■ Task instructions
Find the string "duration" in the records. Copy every line it appears in.

■ Given data
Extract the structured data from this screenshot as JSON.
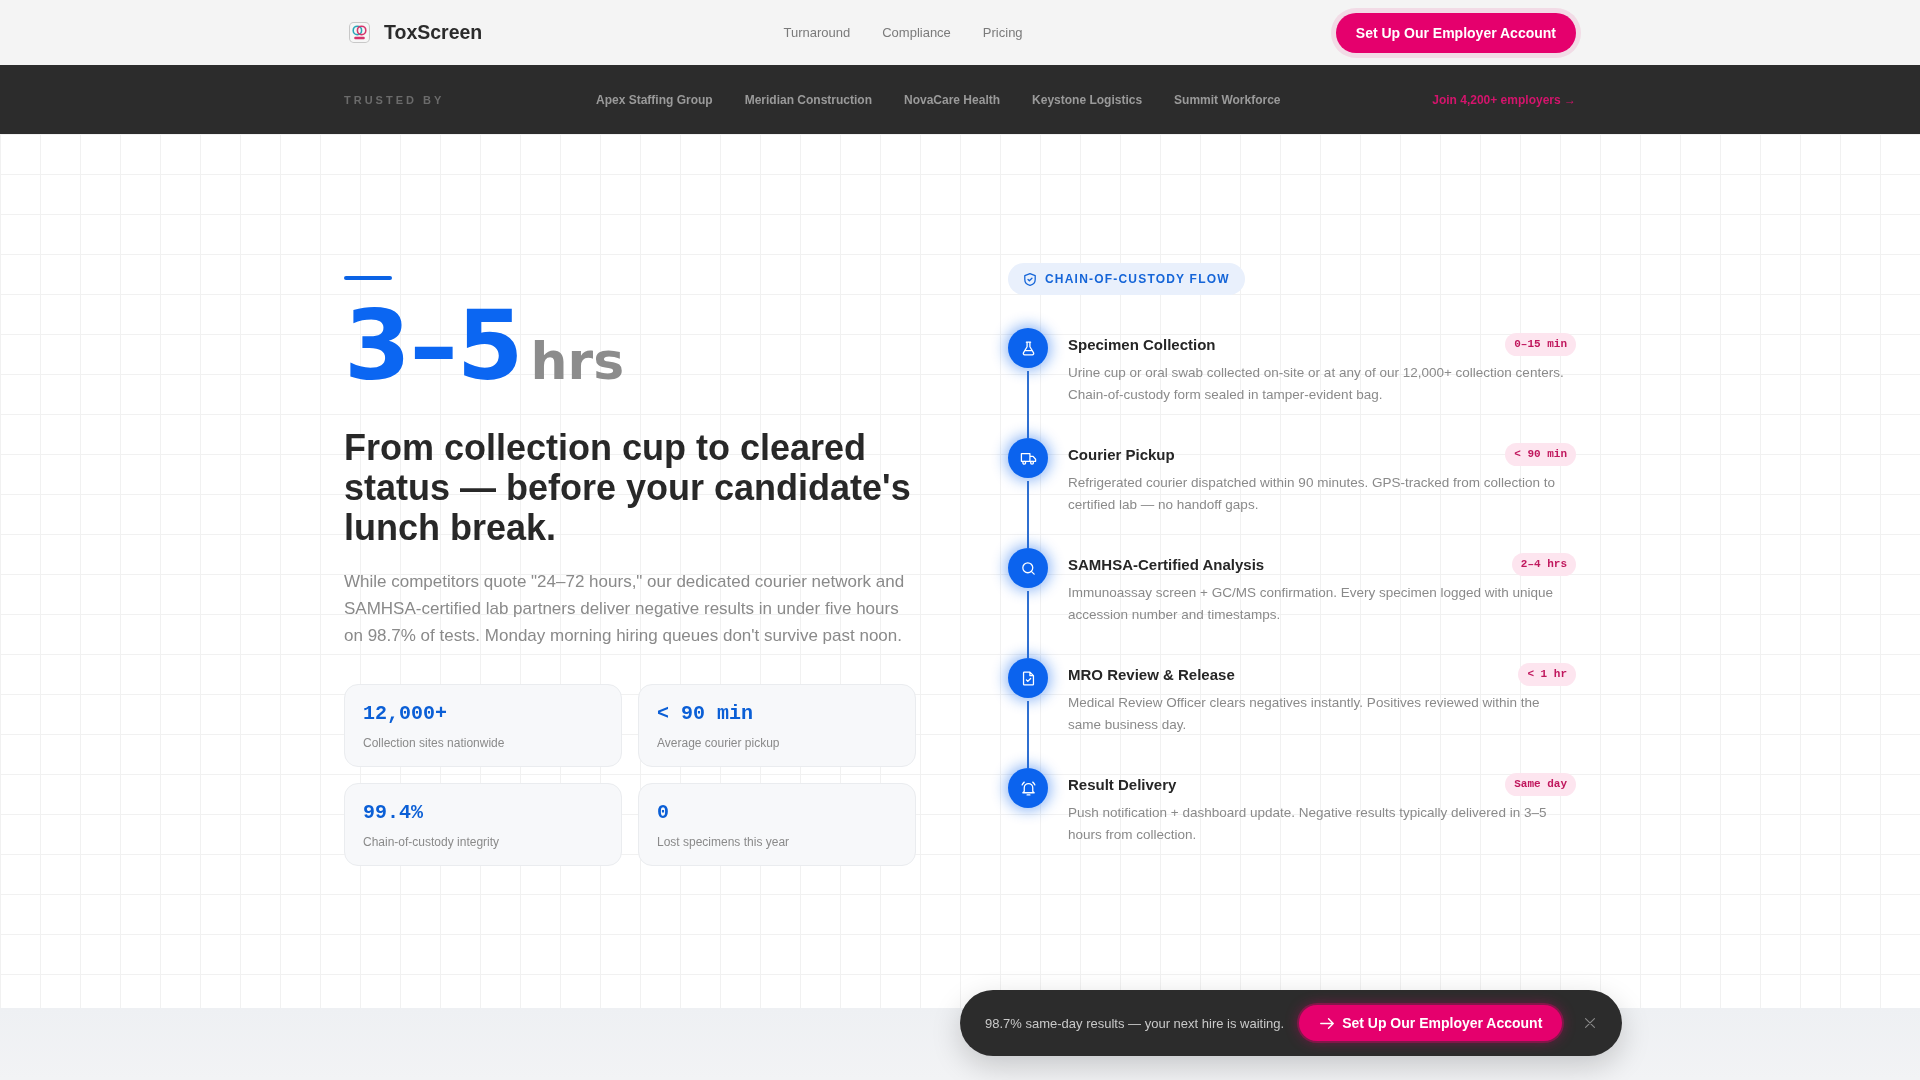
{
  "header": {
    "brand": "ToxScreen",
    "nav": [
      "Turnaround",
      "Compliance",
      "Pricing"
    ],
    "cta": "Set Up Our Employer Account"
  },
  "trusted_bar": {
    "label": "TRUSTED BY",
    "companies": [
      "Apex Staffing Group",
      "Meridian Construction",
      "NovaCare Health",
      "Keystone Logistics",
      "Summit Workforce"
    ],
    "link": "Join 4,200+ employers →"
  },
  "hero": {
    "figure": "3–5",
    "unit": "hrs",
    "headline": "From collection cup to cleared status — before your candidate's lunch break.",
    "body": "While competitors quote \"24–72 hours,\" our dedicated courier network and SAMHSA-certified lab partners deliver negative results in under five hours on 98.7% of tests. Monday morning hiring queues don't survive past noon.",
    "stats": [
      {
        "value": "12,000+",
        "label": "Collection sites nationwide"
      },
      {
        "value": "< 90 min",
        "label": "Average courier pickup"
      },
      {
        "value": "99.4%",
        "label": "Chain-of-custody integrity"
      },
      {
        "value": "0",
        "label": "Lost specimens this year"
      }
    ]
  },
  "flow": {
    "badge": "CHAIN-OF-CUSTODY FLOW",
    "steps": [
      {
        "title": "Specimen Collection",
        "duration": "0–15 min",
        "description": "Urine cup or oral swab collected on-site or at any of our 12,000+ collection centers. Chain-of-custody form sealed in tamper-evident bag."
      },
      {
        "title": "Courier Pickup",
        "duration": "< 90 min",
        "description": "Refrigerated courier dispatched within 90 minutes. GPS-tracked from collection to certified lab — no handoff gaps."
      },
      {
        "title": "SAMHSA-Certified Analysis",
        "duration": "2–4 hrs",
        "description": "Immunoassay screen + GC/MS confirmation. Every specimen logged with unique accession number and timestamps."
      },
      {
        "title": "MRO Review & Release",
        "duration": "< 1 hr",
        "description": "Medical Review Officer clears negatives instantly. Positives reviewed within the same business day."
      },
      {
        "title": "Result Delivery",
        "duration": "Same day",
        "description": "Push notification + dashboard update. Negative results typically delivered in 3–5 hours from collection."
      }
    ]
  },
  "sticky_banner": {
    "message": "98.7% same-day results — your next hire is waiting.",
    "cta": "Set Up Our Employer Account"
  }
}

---

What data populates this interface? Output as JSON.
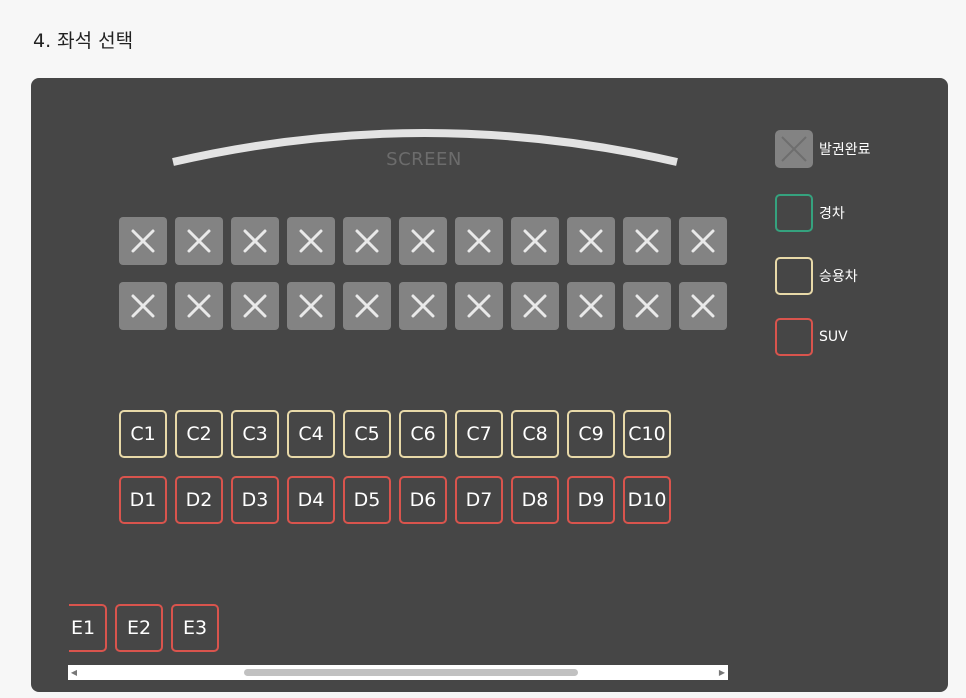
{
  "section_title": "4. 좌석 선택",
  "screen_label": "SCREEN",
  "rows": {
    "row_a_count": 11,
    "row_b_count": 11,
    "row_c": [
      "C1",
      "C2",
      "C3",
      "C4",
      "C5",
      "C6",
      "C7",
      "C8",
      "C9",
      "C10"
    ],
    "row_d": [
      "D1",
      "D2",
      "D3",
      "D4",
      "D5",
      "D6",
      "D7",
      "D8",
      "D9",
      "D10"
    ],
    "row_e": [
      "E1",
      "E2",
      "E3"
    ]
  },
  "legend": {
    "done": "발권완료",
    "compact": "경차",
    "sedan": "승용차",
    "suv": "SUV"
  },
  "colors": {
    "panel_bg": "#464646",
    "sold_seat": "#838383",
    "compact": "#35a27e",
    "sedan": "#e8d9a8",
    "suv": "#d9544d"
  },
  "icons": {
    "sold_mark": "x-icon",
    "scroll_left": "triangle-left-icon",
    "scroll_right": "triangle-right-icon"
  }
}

■ Exercise response
        "duration": "0–15 min",
        "duration": "< 90 min",
        "duration": "2–4 hrs",
        "duration": "< 1 hr",
        "duration": "Same day",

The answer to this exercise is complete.